Data supplied »
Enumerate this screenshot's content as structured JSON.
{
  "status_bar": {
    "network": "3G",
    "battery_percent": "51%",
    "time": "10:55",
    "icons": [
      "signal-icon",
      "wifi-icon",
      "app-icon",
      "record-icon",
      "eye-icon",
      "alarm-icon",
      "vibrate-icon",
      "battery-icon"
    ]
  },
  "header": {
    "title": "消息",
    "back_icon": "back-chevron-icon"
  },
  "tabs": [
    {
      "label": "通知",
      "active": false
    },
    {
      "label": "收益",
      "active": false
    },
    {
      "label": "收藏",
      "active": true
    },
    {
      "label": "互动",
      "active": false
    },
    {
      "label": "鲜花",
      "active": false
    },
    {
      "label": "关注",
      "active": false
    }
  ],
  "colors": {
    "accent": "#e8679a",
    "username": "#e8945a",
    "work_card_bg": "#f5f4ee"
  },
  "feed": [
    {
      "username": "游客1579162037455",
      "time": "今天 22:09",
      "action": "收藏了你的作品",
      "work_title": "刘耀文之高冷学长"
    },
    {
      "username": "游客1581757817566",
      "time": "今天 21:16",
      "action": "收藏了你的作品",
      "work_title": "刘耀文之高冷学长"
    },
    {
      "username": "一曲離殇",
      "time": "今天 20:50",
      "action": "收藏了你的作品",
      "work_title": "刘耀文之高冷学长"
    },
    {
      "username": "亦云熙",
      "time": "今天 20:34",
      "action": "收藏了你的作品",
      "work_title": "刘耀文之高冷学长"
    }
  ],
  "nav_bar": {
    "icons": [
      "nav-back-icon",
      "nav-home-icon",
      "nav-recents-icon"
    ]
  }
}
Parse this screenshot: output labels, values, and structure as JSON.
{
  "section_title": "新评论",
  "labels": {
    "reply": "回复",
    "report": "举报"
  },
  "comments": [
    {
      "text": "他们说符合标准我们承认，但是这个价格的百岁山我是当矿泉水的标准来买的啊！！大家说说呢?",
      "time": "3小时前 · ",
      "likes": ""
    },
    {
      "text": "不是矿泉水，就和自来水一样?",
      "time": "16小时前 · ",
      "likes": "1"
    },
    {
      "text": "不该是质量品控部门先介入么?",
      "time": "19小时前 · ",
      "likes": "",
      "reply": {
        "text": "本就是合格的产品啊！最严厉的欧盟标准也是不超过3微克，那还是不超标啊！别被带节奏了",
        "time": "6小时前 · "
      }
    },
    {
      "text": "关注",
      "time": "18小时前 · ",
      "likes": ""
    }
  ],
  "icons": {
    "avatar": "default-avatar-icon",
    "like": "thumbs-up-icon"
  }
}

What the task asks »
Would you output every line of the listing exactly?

Answer »
Enumerate this screenshot's content as structured JSON.
{
  "status_bar": {
    "network": "3G",
    "battery_percent": "51%",
    "time": "10:55",
    "icons": [
      "signal-icon",
      "wifi-icon",
      "app-icon",
      "record-icon",
      "eye-icon",
      "alarm-icon",
      "vibrate-icon",
      "battery-icon"
    ]
  },
  "header": {
    "title": "消息",
    "back_icon": "back-chevron-icon"
  },
  "tabs": [
    {
      "label": "通知",
      "active": false
    },
    {
      "label": "收益",
      "active": false
    },
    {
      "label": "收藏",
      "active": true
    },
    {
      "label": "互动",
      "active": false
    },
    {
      "label": "鲜花",
      "active": false
    },
    {
      "label": "关注",
      "active": false
    }
  ],
  "colors": {
    "accent": "#e8679a",
    "username": "#e8945a",
    "work_card_bg": "#f5f4ee"
  },
  "feed": [
    {
      "username": "游客1579162037455",
      "time": "今天 22:09",
      "action": "收藏了你的作品",
      "work_title": "刘耀文之高冷学长"
    },
    {
      "username": "游客1581757817566",
      "time": "今天 21:16",
      "action": "收藏了你的作品",
      "work_title": "刘耀文之高冷学长"
    },
    {
      "username": "一曲離殇",
      "time": "今天 20:50",
      "action": "收藏了你的作品",
      "work_title": "刘耀文之高冷学长"
    },
    {
      "username": "亦云熙",
      "time": "今天 20:34",
      "action": "收藏了你的作品",
      "work_title": "刘耀文之高冷学长"
    }
  ],
  "nav_bar": {
    "icons": [
      "nav-back-icon",
      "nav-home-icon",
      "nav-recents-icon"
    ]
  }
}
Parse this screenshot: output labels, values, and structure as JSON.
{
  "section_title": "新评论",
  "labels": {
    "reply": "回复",
    "report": "举报"
  },
  "comments": [
    {
      "text": "他们说符合标准我们承认，但是这个价格的百岁山我是当矿泉水的标准来买的啊！！大家说说呢?",
      "time": "3小时前 · ",
      "likes": ""
    },
    {
      "text": "不是矿泉水，就和自来水一样?",
      "time": "16小时前 · ",
      "likes": "1"
    },
    {
      "text": "不该是质量品控部门先介入么?",
      "time": "19小时前 · ",
      "likes": "",
      "reply": {
        "text": "本就是合格的产品啊！最严厉的欧盟标准也是不超过3微克，那还是不超标啊！别被带节奏了",
        "time": "6小时前 · "
      }
    },
    {
      "text": "关注",
      "time": "18小时前 · ",
      "likes": ""
    }
  ],
  "icons": {
    "avatar": "default-avatar-icon",
    "like": "thumbs-up-icon"
  }
}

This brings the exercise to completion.